He obviously intended to visit Egypt on the way back as his passport contains a visa issued on 29 August 1968 by the Consulate General of the United Arab Republic. Whether or not he paid a quick visit to Cairo remains uncertain. An entry in Mary Scott’s diary for 18 September reads: ‘M [Mary] goes to Cairo’ but is crossed out. If Scott did go to Cairo it must have been a lightening visit as a hotel booking confirmation shows that the couple arrived separately in Athens between 21 and 22 September. They visited Delphi, Corinth and Nafplion before returning to London on 7 October.
Scott travelled to Ireland visiting Kilkenny, Glengariff, Westport, Donegal and Enniskillen, meeting up with old friends such as Kathleen Bridle and Joan Trimble.
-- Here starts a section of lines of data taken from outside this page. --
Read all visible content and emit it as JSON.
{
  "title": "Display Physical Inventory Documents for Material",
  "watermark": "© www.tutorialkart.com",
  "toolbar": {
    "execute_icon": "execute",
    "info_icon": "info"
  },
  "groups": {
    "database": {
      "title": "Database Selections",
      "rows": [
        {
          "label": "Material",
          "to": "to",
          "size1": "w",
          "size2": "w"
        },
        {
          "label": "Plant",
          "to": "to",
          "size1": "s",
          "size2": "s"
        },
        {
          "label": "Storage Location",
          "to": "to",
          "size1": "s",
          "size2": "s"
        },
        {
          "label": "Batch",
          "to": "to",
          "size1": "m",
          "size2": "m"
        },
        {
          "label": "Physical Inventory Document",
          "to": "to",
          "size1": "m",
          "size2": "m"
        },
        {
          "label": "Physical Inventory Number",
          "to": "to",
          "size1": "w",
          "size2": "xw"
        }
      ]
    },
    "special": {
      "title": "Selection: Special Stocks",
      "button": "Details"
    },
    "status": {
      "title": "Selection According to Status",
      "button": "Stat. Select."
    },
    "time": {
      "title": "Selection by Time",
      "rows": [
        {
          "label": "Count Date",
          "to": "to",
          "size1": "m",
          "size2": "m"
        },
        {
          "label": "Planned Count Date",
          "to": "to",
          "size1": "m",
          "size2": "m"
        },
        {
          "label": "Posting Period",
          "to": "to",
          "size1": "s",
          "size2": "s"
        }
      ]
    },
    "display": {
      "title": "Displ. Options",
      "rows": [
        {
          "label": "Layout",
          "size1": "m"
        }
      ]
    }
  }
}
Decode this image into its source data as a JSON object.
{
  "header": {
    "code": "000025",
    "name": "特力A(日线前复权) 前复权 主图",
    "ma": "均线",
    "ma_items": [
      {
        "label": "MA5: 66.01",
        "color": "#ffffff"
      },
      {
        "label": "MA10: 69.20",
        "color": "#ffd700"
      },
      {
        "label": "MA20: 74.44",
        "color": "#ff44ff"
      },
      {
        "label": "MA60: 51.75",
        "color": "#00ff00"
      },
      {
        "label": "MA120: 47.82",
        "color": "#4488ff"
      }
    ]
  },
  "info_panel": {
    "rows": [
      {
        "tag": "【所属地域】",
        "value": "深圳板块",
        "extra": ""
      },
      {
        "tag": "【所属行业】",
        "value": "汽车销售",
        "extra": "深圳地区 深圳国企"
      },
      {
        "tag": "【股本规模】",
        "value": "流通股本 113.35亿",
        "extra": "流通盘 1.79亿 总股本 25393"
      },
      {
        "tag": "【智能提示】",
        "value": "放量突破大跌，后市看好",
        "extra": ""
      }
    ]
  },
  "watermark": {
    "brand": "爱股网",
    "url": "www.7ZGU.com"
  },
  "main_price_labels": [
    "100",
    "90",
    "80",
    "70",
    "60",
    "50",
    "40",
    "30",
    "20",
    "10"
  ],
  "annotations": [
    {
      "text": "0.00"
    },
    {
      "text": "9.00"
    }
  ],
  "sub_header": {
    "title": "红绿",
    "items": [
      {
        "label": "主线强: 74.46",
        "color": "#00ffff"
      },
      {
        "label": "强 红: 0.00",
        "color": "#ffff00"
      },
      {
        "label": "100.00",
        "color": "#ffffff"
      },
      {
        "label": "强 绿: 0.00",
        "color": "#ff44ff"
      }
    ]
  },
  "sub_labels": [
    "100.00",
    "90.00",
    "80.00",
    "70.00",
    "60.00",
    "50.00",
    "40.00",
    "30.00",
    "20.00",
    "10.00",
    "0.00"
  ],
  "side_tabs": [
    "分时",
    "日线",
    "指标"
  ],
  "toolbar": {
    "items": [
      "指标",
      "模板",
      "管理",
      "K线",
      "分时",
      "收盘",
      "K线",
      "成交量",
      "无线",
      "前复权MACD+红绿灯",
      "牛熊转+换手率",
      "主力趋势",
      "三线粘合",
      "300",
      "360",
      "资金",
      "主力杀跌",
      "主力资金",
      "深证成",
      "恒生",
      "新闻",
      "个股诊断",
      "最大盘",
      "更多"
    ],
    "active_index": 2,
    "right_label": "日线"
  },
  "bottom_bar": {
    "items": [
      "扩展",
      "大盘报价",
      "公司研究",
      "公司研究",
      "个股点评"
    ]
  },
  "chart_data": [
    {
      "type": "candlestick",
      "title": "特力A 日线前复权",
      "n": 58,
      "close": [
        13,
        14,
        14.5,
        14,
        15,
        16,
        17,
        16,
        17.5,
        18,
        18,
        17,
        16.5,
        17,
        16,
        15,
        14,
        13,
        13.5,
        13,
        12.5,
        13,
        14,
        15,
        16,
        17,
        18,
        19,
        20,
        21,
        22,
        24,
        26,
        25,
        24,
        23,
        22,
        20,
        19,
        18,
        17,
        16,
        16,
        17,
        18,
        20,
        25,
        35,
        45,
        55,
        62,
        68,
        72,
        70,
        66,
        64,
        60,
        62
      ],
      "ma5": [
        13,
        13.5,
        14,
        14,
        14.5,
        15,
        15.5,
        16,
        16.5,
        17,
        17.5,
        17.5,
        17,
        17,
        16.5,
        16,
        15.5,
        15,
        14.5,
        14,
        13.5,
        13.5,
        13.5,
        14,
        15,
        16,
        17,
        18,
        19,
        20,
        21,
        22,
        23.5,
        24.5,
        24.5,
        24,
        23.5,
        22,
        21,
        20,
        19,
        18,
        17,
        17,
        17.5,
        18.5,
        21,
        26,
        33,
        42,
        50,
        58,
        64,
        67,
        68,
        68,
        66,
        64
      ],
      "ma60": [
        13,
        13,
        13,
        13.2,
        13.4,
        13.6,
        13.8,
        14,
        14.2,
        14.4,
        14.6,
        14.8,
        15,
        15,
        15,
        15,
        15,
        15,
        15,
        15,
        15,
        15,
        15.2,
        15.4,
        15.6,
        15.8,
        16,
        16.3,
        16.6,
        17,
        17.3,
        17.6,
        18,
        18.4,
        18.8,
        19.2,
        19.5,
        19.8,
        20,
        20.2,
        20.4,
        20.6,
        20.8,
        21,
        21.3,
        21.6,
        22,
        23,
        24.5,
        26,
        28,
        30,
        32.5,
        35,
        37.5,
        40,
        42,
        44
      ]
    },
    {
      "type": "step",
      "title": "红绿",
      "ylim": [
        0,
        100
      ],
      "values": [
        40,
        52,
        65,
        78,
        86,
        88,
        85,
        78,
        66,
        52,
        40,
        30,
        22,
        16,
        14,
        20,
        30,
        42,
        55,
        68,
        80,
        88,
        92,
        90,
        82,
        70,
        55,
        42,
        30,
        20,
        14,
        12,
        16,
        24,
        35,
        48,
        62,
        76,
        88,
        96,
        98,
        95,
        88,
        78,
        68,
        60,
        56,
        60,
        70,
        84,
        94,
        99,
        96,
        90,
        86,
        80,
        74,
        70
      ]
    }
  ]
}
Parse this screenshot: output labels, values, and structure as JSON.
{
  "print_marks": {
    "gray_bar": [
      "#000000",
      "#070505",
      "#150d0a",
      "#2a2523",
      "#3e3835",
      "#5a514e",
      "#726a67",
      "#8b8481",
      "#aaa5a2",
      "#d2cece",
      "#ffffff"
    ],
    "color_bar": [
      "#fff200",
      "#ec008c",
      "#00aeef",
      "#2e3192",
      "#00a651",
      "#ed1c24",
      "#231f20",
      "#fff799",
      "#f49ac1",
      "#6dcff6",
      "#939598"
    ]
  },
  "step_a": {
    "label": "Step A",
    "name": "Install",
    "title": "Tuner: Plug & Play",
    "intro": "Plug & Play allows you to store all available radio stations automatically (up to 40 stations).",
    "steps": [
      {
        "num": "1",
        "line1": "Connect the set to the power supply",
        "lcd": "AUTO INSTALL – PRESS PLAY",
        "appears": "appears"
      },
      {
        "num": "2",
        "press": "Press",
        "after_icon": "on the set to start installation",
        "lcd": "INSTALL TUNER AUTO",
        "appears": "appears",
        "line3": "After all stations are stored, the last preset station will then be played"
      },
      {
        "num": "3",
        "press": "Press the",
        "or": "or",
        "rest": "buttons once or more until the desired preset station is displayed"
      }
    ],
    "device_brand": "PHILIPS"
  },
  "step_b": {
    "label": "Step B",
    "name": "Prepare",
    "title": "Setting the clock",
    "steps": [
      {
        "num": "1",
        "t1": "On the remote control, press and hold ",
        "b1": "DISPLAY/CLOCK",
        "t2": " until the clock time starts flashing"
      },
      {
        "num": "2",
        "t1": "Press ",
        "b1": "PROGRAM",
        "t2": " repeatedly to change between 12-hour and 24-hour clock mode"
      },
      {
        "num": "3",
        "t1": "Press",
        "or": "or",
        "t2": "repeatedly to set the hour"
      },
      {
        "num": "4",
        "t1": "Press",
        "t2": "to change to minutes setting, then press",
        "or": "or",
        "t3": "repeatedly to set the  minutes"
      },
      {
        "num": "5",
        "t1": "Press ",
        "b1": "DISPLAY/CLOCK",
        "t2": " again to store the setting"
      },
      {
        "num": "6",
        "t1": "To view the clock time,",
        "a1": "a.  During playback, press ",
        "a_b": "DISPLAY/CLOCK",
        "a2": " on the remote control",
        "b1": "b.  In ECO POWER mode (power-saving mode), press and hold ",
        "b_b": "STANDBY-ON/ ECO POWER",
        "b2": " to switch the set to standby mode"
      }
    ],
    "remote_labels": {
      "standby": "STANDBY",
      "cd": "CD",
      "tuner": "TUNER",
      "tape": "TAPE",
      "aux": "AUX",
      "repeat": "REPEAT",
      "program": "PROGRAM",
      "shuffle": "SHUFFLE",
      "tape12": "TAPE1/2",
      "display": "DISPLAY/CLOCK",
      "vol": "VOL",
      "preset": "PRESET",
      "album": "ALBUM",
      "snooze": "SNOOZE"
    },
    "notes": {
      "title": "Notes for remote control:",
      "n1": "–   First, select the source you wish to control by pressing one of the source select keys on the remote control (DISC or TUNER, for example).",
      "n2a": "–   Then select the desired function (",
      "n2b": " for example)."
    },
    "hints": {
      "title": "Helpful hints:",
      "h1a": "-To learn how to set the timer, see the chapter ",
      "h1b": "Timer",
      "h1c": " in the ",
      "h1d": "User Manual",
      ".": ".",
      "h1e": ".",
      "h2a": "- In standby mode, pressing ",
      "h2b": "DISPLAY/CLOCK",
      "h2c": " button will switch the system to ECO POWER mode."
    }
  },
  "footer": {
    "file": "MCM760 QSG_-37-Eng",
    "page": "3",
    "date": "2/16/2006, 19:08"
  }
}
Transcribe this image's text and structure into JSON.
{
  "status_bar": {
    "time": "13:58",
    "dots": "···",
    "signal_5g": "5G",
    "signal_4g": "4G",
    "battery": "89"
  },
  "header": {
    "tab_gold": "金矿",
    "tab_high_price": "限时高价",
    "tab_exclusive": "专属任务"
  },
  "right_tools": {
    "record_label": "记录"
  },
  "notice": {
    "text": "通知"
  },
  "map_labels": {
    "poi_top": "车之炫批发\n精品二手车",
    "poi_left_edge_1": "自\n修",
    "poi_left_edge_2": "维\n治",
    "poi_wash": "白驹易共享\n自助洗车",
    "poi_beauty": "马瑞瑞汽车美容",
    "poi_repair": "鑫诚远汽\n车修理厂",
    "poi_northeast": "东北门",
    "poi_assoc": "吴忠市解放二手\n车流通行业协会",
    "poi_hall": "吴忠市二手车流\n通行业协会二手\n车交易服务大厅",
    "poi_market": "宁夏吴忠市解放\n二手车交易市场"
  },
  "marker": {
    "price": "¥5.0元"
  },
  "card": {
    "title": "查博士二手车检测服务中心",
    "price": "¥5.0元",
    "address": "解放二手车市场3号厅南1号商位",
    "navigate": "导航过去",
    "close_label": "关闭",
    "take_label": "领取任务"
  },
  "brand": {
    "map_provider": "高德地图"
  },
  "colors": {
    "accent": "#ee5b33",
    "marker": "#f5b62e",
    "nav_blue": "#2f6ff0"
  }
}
He also stayed with his friend Sir John Heygate at Bellarena, County Londonderry, before returning to London.
Martha Jackson died in California on 4 July. The following month her son, David Anderson, was appointed President of the Martha Jackson Gallery.
William Scott: Edinburgh Festival Exhibition of New Gouaches opened at the Richard Demarco Gallery, Edinburgh, on 22 August (closed 13 September).
Scott responded to an appeal from Sheelagh Flanagan, wife of the artist, Terence Flanagan, for a work of art to be contributed to an exhibition of Irish art in the Queen’s University art gallery, Dublin, ‘and sold in aid of the victims of the Belfast disturbances in August’. Rioting had broken out in Northern Ireland triggered by the Apprentice Boys’ Parade held on 12 August. This led to a three-day clash in the Bogside area of Belfast between the Royal Ulster Constabulary (RUC) and the Irish Nationalist and Catholic residents in which seven people were killed and hundreds more wounded.
The National Portrait Gallery, London, asked Scott to sit for a portrait photograph. (The sitting took place at the studio of the appointed photographer, Godfrey Argent, on 13 February 1970.)
William Scott 24 Works on Paper opened at the Hanover Gallery on 6 November (closed 6 December). Many of the same works had been included in the exhibition at the Richard Demarco Gallery, Edinburgh, in August of the same year.
John Moores Liverpool 7 opened in Liverpool on 26 November (closed 26 January 1970). Scott was on the Selection Committee, together with Robyn Denny, R.B. Kitaj, Anthony Hill, Howard Hodgkin and Hugh Scrutton.